Task statement:
Exact repetition of every record is required.

----------------

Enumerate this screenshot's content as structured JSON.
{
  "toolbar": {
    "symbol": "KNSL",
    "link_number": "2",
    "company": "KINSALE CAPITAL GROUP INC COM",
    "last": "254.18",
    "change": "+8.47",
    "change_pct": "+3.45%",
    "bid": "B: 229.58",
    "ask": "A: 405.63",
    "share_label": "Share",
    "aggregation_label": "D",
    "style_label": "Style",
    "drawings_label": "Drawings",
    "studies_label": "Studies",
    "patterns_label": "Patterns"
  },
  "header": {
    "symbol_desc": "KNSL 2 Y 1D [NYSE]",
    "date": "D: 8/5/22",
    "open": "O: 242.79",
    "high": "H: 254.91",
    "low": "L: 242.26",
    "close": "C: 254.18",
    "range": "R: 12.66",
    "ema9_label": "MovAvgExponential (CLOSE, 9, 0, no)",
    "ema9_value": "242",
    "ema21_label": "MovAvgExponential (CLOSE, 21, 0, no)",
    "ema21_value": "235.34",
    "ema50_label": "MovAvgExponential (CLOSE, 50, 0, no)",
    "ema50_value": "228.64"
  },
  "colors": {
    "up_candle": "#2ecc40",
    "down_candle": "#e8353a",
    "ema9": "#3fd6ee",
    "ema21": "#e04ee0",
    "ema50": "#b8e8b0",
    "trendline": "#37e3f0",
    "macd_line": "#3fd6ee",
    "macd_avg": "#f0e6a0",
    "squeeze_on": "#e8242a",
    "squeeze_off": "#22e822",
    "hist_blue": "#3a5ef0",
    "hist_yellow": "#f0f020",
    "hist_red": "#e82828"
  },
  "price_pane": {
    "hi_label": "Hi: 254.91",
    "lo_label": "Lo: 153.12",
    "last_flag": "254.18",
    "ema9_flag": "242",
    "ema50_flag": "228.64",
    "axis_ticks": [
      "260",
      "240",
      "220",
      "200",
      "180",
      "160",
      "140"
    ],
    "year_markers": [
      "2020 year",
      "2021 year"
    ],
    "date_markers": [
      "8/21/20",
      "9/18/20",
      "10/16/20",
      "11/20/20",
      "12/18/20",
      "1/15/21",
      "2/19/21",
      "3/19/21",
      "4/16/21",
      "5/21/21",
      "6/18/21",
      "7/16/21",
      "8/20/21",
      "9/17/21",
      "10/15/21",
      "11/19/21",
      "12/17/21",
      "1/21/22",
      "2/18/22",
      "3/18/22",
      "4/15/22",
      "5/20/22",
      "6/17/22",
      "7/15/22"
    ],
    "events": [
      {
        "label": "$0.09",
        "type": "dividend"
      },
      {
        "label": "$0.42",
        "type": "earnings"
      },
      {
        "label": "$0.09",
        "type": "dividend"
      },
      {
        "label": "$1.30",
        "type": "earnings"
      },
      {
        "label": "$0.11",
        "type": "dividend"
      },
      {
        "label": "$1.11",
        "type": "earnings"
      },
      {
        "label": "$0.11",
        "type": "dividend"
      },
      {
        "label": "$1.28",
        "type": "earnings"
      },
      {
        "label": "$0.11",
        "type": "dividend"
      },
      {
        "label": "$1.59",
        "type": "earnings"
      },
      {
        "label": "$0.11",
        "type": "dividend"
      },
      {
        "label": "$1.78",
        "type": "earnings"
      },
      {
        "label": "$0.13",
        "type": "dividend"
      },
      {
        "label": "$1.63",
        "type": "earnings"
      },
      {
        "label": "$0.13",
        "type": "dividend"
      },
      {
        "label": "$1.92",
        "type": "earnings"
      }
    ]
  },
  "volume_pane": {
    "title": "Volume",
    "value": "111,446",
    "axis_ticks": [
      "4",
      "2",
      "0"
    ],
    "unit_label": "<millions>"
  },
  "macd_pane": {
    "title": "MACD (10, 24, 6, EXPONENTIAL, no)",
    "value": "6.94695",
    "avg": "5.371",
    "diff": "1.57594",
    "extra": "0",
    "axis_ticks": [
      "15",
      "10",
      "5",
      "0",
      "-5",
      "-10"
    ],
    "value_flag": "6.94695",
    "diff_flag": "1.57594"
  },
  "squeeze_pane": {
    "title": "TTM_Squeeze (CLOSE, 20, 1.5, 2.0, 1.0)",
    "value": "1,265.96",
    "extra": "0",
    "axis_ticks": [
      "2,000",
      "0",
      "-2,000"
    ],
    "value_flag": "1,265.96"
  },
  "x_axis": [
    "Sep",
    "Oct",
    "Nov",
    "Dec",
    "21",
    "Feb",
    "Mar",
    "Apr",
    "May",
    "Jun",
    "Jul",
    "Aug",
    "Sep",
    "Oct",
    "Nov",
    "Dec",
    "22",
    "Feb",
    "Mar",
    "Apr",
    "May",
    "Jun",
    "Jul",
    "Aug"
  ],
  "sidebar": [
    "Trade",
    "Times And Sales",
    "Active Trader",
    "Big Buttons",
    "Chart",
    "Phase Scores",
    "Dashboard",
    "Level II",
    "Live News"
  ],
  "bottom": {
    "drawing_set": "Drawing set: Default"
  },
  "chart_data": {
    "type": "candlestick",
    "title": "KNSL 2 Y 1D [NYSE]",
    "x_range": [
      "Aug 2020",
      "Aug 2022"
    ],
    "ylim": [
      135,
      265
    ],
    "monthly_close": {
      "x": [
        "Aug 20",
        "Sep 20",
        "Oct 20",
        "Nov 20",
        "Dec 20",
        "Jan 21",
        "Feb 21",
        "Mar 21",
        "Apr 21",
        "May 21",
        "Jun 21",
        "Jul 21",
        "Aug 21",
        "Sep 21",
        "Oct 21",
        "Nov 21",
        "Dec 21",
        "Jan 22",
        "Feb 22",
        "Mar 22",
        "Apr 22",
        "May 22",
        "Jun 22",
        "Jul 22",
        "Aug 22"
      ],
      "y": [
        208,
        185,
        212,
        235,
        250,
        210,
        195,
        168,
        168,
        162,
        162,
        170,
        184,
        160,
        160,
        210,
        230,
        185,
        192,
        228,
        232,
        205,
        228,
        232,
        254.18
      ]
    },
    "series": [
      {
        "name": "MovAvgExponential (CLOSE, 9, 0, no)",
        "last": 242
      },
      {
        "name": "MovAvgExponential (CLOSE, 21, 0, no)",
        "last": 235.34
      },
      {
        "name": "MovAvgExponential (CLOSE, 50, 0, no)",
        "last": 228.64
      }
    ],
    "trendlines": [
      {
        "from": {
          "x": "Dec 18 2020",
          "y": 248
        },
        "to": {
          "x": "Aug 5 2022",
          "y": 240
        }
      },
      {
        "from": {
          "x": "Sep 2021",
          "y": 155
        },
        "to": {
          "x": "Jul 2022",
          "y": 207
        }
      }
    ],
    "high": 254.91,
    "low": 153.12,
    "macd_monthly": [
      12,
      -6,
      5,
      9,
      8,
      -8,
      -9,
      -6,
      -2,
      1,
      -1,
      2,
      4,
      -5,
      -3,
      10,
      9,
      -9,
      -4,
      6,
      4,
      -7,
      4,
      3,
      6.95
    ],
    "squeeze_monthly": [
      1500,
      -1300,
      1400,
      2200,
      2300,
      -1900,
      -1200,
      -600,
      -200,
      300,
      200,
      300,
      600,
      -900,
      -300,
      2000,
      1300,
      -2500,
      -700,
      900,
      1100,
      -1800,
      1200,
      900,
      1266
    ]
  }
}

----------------

Task solution:
Enumerate this screenshot's content as structured JSON.
{
  "toolbar": {
    "symbol": "KNSL",
    "link_number": "2",
    "company": "KINSALE CAPITAL GROUP INC COM",
    "last": "254.18",
    "change": "+8.47",
    "change_pct": "+3.45%",
    "bid": "B: 229.58",
    "ask": "A: 405.63",
    "share_label": "Share",
    "aggregation_label": "D",
    "style_label": "Style",
    "drawings_label": "Drawings",
    "studies_label": "Studies",
    "patterns_label": "Patterns"
  },
  "header": {
    "symbol_desc": "KNSL 2 Y 1D [NYSE]",
    "date": "D: 8/5/22",
    "open": "O: 242.79",
    "high": "H: 254.91",
    "low": "L: 242.26",
    "close": "C: 254.18",
    "range": "R: 12.66",
    "ema9_label": "MovAvgExponential (CLOSE, 9, 0, no)",
    "ema9_value": "242",
    "ema21_label": "MovAvgExponential (CLOSE, 21, 0, no)",
    "ema21_value": "235.34",
    "ema50_label": "MovAvgExponential (CLOSE, 50, 0, no)",
    "ema50_value": "228.64"
  },
  "colors": {
    "up_candle": "#2ecc40",
    "down_candle": "#e8353a",
    "ema9": "#3fd6ee",
    "ema21": "#e04ee0",
    "ema50": "#b8e8b0",
    "trendline": "#37e3f0",
    "macd_line": "#3fd6ee",
    "macd_avg": "#f0e6a0",
    "squeeze_on": "#e8242a",
    "squeeze_off": "#22e822",
    "hist_blue": "#3a5ef0",
    "hist_yellow": "#f0f020",
    "hist_red": "#e82828"
  },
  "price_pane": {
    "hi_label": "Hi: 254.91",
    "lo_label": "Lo: 153.12",
    "last_flag": "254.18",
    "ema9_flag": "242",
    "ema50_flag": "228.64",
    "axis_ticks": [
      "260",
      "240",
      "220",
      "200",
      "180",
      "160",
      "140"
    ],
    "year_markers": [
      "2020 year",
      "2021 year"
    ],
    "date_markers": [
      "8/21/20",
      "9/18/20",
      "10/16/20",
      "11/20/20",
      "12/18/20",
      "1/15/21",
      "2/19/21",
      "3/19/21",
      "4/16/21",
      "5/21/21",
      "6/18/21",
      "7/16/21",
      "8/20/21",
      "9/17/21",
      "10/15/21",
      "11/19/21",
      "12/17/21",
      "1/21/22",
      "2/18/22",
      "3/18/22",
      "4/15/22",
      "5/20/22",
      "6/17/22",
      "7/15/22"
    ],
    "events": [
      {
        "label": "$0.09",
        "type": "dividend"
      },
      {
        "label": "$0.42",
        "type": "earnings"
      },
      {
        "label": "$0.09",
        "type": "dividend"
      },
      {
        "label": "$1.30",
        "type": "earnings"
      },
      {
        "label": "$0.11",
        "type": "dividend"
      },
      {
        "label": "$1.11",
        "type": "earnings"
      },
      {
        "label": "$0.11",
        "type": "dividend"
      },
      {
        "label": "$1.28",
        "type": "earnings"
      },
      {
        "label": "$0.11",
        "type": "dividend"
      },
      {
        "label": "$1.59",
        "type": "earnings"
      },
      {
        "label": "$0.11",
        "type": "dividend"
      },
      {
        "label": "$1.78",
        "type": "earnings"
      },
      {
        "label": "$0.13",
        "type": "dividend"
      },
      {
        "label": "$1.63",
        "type": "earnings"
      },
      {
        "label": "$0.13",
        "type": "dividend"
      },
      {
        "label": "$1.92",
        "type": "earnings"
      }
    ]
  },
  "volume_pane": {
    "title": "Volume",
    "value": "111,446",
    "axis_ticks": [
      "4",
      "2",
      "0"
    ],
    "unit_label": "<millions>"
  },
  "macd_pane": {
    "title": "MACD (10, 24, 6, EXPONENTIAL, no)",
    "value": "6.94695",
    "avg": "5.371",
    "diff": "1.57594",
    "extra": "0",
    "axis_ticks": [
      "15",
      "10",
      "5",
      "0",
      "-5",
      "-10"
    ],
    "value_flag": "6.94695",
    "diff_flag": "1.57594"
  },
  "squeeze_pane": {
    "title": "TTM_Squeeze (CLOSE, 20, 1.5, 2.0, 1.0)",
    "value": "1,265.96",
    "extra": "0",
    "axis_ticks": [
      "2,000",
      "0",
      "-2,000"
    ],
    "value_flag": "1,265.96"
  },
  "x_axis": [
    "Sep",
    "Oct",
    "Nov",
    "Dec",
    "21",
    "Feb",
    "Mar",
    "Apr",
    "May",
    "Jun",
    "Jul",
    "Aug",
    "Sep",
    "Oct",
    "Nov",
    "Dec",
    "22",
    "Feb",
    "Mar",
    "Apr",
    "May",
    "Jun",
    "Jul",
    "Aug"
  ],
  "sidebar": [
    "Trade",
    "Times And Sales",
    "Active Trader",
    "Big Buttons",
    "Chart",
    "Phase Scores",
    "Dashboard",
    "Level II",
    "Live News"
  ],
  "bottom": {
    "drawing_set": "Drawing set: Default"
  },
  "chart_data": {
    "type": "candlestick",
    "title": "KNSL 2 Y 1D [NYSE]",
    "x_range": [
      "Aug 2020",
      "Aug 2022"
    ],
    "ylim": [
      135,
      265
    ],
    "monthly_close": {
      "x": [
        "Aug 20",
        "Sep 20",
        "Oct 20",
        "Nov 20",
        "Dec 20",
        "Jan 21",
        "Feb 21",
        "Mar 21",
        "Apr 21",
        "May 21",
        "Jun 21",
        "Jul 21",
        "Aug 21",
        "Sep 21",
        "Oct 21",
        "Nov 21",
        "Dec 21",
        "Jan 22",
        "Feb 22",
        "Mar 22",
        "Apr 22",
        "May 22",
        "Jun 22",
        "Jul 22",
        "Aug 22"
      ],
      "y": [
        208,
        185,
        212,
        235,
        250,
        210,
        195,
        168,
        168,
        162,
        162,
        170,
        184,
        160,
        160,
        210,
        230,
        185,
        192,
        228,
        232,
        205,
        228,
        232,
        254.18
      ]
    },
    "series": [
      {
        "name": "MovAvgExponential (CLOSE, 9, 0, no)",
        "last": 242
      },
      {
        "name": "MovAvgExponential (CLOSE, 21, 0, no)",
        "last": 235.34
      },
      {
        "name": "MovAvgExponential (CLOSE, 50, 0, no)",
        "last": 228.64
      }
    ],
    "trendlines": [
      {
        "from": {
          "x": "Dec 18 2020",
          "y": 248
        },
        "to": {
          "x": "Aug 5 2022",
          "y": 240
        }
      },
      {
        "from": {
          "x": "Sep 2021",
          "y": 155
        },
        "to": {
          "x": "Jul 2022",
          "y": 207
        }
      }
    ],
    "high": 254.91,
    "low": 153.12,
    "macd_monthly": [
      12,
      -6,
      5,
      9,
      8,
      -8,
      -9,
      -6,
      -2,
      1,
      -1,
      2,
      4,
      -5,
      -3,
      10,
      9,
      -9,
      -4,
      6,
      4,
      -7,
      4,
      3,
      6.95
    ],
    "squeeze_monthly": [
      1500,
      -1300,
      1400,
      2200,
      2300,
      -1900,
      -1200,
      -600,
      -200,
      300,
      200,
      300,
      600,
      -900,
      -300,
      2000,
      1300,
      -2500,
      -700,
      900,
      1100,
      -1800,
      1200,
      900,
      1266
    ]
  }
}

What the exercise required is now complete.